(THE INPUT)
[Start of section]

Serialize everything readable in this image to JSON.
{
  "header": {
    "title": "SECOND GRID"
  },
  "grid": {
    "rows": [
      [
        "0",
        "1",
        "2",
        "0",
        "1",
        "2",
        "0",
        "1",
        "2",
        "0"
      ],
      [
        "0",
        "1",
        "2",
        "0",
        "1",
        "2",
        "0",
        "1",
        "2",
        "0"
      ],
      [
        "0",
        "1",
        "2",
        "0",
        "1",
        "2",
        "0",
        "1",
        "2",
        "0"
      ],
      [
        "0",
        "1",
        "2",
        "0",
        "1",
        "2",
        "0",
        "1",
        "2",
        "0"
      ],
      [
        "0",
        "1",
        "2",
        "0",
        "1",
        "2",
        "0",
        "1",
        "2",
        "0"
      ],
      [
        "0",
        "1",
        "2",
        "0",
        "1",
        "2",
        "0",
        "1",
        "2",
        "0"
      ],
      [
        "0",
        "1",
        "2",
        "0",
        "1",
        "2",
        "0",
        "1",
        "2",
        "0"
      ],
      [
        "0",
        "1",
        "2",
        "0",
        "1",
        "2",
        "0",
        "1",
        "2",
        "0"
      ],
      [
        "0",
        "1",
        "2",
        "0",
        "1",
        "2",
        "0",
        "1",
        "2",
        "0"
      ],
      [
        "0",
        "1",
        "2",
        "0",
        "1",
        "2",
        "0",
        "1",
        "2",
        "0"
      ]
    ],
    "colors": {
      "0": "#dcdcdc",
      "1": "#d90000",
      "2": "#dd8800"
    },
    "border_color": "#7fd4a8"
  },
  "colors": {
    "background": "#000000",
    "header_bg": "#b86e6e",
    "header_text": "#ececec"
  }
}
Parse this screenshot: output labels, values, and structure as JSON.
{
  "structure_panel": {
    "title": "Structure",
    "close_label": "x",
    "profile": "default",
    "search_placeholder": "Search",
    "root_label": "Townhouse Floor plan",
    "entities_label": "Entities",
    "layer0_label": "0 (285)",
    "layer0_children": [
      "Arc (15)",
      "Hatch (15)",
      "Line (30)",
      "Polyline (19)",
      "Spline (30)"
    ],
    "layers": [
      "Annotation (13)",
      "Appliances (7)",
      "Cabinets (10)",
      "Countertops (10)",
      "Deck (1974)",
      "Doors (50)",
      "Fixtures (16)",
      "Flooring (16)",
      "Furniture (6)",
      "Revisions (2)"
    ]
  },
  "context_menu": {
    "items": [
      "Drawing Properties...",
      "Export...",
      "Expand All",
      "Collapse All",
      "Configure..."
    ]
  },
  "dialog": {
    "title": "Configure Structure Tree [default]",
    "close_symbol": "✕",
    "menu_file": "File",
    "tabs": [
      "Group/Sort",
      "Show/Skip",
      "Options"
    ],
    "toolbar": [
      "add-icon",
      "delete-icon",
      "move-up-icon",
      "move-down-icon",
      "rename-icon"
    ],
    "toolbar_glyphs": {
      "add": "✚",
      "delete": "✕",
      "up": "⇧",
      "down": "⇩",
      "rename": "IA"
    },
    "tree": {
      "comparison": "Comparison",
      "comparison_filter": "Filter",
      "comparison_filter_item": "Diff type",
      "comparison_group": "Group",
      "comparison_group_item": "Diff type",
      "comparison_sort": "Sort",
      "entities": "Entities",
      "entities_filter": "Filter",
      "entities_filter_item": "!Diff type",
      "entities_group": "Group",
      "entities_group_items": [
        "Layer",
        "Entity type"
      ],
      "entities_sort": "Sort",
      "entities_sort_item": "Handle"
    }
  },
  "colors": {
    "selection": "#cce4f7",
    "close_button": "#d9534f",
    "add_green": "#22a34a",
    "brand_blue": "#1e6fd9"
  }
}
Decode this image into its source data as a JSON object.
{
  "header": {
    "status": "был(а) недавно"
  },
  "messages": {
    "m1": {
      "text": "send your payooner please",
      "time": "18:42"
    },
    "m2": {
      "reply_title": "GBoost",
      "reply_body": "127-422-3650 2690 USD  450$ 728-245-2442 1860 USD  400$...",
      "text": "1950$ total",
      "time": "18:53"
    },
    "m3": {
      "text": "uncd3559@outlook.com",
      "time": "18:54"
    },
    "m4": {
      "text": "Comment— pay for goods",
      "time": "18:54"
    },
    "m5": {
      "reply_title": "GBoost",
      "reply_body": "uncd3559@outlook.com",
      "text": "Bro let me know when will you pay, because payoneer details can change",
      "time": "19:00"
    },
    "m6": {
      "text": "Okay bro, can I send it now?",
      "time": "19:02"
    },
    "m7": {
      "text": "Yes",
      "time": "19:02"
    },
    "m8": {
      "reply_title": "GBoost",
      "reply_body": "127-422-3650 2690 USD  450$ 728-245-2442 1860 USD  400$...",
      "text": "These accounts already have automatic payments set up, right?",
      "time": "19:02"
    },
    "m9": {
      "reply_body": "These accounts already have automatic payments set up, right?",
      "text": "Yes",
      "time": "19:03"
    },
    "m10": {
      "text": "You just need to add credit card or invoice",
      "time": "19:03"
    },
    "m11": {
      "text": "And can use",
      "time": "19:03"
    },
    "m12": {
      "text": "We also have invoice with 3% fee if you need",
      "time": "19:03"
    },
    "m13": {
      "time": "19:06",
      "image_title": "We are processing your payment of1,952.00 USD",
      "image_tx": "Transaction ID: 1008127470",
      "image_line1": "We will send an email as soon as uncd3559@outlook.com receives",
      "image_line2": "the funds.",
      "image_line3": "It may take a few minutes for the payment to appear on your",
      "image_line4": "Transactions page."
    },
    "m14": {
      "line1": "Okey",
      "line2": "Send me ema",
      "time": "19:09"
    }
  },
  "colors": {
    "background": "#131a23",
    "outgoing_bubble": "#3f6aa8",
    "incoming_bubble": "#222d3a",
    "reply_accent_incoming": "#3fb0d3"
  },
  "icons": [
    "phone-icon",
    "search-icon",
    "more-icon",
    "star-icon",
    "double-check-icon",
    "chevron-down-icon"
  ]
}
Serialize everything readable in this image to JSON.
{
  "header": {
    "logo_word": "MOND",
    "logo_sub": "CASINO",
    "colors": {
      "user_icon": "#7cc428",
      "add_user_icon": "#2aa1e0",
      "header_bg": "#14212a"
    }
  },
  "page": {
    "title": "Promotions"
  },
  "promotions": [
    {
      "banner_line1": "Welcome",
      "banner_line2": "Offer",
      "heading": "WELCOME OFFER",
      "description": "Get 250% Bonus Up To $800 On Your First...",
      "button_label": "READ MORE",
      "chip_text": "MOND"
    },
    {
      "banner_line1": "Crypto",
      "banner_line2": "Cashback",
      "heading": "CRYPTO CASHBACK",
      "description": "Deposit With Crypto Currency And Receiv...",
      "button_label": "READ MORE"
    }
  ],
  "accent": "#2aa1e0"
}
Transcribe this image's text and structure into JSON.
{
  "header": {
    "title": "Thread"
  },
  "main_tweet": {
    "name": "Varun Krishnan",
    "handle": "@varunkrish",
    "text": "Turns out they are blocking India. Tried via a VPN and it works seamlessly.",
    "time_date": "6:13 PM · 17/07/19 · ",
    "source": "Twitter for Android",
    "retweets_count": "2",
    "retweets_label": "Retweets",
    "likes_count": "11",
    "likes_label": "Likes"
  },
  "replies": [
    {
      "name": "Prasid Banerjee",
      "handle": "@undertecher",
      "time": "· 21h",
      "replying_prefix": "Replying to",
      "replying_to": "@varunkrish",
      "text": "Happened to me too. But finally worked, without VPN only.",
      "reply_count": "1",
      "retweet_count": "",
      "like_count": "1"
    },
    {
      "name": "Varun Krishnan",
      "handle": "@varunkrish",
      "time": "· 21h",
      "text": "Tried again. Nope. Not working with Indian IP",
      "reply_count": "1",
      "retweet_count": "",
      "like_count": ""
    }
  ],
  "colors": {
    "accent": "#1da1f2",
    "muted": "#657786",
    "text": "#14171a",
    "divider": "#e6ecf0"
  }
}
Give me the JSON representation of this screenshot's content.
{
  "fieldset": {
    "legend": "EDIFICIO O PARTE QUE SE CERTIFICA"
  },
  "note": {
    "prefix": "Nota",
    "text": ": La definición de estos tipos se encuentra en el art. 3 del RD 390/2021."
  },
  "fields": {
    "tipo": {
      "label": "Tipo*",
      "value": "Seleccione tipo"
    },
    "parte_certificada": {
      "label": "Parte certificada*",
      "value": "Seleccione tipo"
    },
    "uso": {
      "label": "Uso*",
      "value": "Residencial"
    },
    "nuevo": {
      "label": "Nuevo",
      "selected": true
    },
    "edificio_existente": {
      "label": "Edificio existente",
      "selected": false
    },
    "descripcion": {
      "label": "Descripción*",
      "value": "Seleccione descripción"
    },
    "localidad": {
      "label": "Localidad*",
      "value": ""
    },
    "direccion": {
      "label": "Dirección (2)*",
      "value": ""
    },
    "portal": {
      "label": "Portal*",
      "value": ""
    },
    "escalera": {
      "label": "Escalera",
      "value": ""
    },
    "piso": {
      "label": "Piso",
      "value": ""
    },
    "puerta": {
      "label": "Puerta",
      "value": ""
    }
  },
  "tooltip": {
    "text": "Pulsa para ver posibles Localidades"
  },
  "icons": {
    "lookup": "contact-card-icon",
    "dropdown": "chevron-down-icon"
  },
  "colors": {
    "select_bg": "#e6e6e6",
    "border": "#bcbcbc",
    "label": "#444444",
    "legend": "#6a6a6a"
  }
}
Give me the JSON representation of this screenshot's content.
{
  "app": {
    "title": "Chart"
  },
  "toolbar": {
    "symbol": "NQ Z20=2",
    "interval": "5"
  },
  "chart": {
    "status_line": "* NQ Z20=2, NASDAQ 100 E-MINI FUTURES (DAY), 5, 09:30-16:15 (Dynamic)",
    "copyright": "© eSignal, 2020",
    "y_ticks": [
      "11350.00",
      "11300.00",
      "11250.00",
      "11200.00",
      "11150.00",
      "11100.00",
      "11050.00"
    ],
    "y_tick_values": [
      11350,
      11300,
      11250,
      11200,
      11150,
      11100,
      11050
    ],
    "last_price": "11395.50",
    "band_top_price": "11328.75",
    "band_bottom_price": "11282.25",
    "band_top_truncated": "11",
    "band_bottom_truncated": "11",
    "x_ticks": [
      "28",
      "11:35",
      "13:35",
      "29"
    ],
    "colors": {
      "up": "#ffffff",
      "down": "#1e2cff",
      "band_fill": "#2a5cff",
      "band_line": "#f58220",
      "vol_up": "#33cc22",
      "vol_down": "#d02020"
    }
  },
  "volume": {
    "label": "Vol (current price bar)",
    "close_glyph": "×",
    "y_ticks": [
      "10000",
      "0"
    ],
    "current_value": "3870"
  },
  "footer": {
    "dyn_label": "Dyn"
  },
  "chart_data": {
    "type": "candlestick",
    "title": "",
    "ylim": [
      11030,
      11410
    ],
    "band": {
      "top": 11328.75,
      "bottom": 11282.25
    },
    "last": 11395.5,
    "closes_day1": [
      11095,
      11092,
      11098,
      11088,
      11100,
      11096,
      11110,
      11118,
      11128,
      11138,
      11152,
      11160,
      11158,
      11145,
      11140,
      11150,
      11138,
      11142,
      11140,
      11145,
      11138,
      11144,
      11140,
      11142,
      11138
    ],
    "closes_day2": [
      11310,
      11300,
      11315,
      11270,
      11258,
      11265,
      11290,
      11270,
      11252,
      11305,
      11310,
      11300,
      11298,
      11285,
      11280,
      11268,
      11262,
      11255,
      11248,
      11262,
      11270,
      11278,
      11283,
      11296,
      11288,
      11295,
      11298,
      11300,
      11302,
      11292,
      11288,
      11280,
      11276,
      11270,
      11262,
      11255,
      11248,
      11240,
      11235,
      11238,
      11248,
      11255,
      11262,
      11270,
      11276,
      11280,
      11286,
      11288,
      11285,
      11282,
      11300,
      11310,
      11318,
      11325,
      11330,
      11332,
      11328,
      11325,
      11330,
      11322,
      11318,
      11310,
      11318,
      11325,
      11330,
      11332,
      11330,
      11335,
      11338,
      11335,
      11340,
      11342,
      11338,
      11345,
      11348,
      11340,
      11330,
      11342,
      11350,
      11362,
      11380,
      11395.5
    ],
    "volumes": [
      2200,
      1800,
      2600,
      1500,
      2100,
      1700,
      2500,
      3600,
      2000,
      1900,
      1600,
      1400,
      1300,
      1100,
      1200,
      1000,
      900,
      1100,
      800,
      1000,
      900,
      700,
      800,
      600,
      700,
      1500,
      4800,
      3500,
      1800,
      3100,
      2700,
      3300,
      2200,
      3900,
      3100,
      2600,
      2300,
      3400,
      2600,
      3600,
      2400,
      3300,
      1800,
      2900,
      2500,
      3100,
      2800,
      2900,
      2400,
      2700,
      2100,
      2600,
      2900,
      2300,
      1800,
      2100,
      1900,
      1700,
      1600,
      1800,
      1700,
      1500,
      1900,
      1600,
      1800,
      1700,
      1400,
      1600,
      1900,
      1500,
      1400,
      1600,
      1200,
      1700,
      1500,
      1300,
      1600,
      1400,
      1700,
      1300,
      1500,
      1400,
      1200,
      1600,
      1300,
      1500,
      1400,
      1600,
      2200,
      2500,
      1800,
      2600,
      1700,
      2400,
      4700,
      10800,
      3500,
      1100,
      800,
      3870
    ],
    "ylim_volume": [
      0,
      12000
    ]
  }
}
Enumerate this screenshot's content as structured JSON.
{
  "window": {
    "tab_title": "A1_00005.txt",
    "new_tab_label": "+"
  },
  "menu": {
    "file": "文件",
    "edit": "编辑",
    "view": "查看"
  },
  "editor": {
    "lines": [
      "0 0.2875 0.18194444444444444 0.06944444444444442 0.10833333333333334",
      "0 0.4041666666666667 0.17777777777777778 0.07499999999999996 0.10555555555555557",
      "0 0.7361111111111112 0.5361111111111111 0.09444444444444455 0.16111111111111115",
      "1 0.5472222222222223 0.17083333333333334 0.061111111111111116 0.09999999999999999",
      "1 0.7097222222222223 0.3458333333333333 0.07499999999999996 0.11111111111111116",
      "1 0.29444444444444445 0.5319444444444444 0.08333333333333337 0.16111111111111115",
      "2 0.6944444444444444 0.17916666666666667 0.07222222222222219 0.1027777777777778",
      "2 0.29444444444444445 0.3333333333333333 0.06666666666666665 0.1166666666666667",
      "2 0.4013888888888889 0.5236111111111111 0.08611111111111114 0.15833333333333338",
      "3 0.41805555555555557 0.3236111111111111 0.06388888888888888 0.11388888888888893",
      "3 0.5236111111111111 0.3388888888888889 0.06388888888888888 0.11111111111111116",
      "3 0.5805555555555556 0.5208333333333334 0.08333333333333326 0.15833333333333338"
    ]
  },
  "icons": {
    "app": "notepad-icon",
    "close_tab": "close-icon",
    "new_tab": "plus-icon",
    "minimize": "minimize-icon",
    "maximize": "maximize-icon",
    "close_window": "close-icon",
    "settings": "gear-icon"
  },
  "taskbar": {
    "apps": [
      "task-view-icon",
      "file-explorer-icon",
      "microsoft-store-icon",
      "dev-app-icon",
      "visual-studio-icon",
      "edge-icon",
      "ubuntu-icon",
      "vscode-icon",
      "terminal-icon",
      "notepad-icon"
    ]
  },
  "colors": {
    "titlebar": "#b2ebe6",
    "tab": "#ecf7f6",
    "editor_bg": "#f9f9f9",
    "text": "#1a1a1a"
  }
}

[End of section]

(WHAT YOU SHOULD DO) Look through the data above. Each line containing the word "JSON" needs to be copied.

(ANSWER BOX)
Serialize everything readable in this image to JSON.
Parse this screenshot: output labels, values, and structure as JSON.
Decode this image into its source data as a JSON object.
Serialize everything readable in this image to JSON.
Transcribe this image's text and structure into JSON.
Give me the JSON representation of this screenshot's content.
Give me the JSON representation of this screenshot's content.
Enumerate this screenshot's content as structured JSON.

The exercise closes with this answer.